Why trends are dead, and what that means for culture. Nguyen, Terry. “Trends Are Dead.” Vox, May 11, 2022. https://www.vox.com/the-goods/23065462/trends-death-subcultures-style.
The Velvet Underground — Official Trailer | Apple TV+. YouTube video. Apple TV, 2021.
W. David Marx’s section on Internet culture is particularly perceptive and a good cap to the well wrought argument of the book. Part of a growing literature that I think will be important to explore the impacts of new technologies and human culture. Marx, W. David. Status and Culture: How Our Desire for Higher Social Rank Creates Taste, Identity, Art, Fashion, and Constant Change. New York, NY: Viking, 2022.
In case you missed the essay on arts practices at Duke and elsewhere:
The show opened on January 9, 1966, and ran for 871 performances. The music was by Mary Rodgers and Stephen Sondheim (who also contributed to the lyrics). The author of the memo, Frank Cucci, noted that “[a]ccording to the Establishment Theatre (interesting name for an Off Broadway house), the Mad Show is the only Off Broadway show playing to capacity every night.” The theme song of the show was called “Eccch!”
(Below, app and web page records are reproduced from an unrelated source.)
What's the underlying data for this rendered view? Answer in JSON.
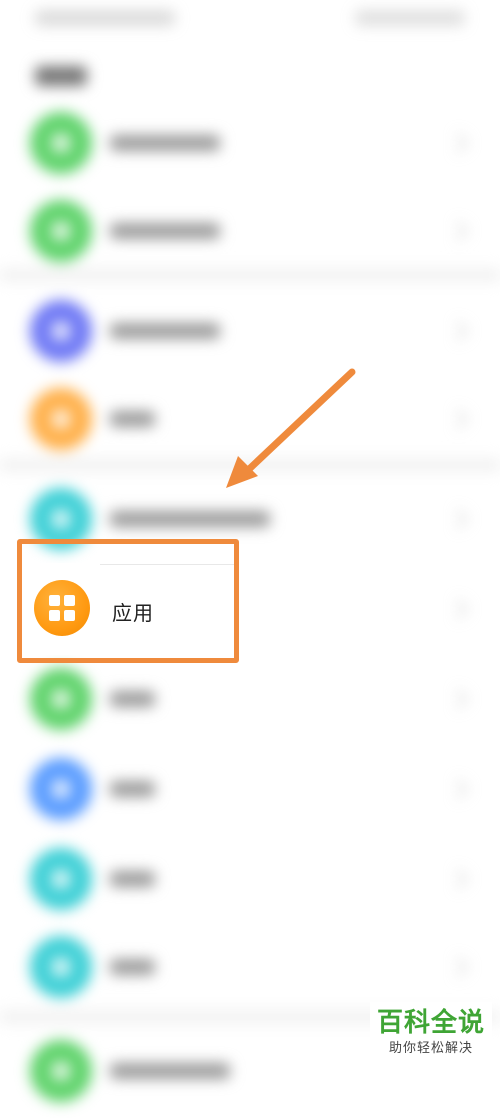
{
  "highlighted_item": {
    "label": "应用",
    "icon": "apps-grid-icon",
    "icon_color": "#ff9a12"
  },
  "annotation": {
    "frame_color": "#ef8a3c",
    "arrow_color": "#ef8a3c"
  },
  "background_rows": [
    {
      "icon_color": "#5fd36b"
    },
    {
      "icon_color": "#5fd36b"
    },
    {
      "icon_color": "#6f79f5"
    },
    {
      "icon_color": "#ffb04a"
    },
    {
      "icon_color": "#3ed0d6"
    },
    {
      "icon_color": "#5fd36b"
    },
    {
      "icon_color": "#5a9cff"
    },
    {
      "icon_color": "#3ed0d6"
    },
    {
      "icon_color": "#3ed0d6"
    },
    {
      "icon_color": "#5fd36b"
    }
  ],
  "watermark": {
    "title": "百科全说",
    "subtitle": "助你轻松解决",
    "title_color": "#3fa535"
  }
}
Information about Cucci of the memo is a bit scarce. He may have written a play that opened in September 1969 Off-Broadway. The Ofay Watcher ran forty performances at Stage 73 theatre and closed after a month. The Internet Movie Database lists The Andros Targets (1977), Firehouse (1973), and Lily in Love (1984) as his work. That Frank Cucci was born Francis X. Cucci on June 28, 1935 and died July 1, 1989, in New York City of AIDS, according to an obituary in the New York Times published on July 21, 1989. I’m reasonably confident that this Frank Cucci is the author of the memo, but I’ve not been able to find a document that establishes the link to the ad agency. If this Frank Cucci is the author, he would have been thirty years old when he submitted the memo to Grisman.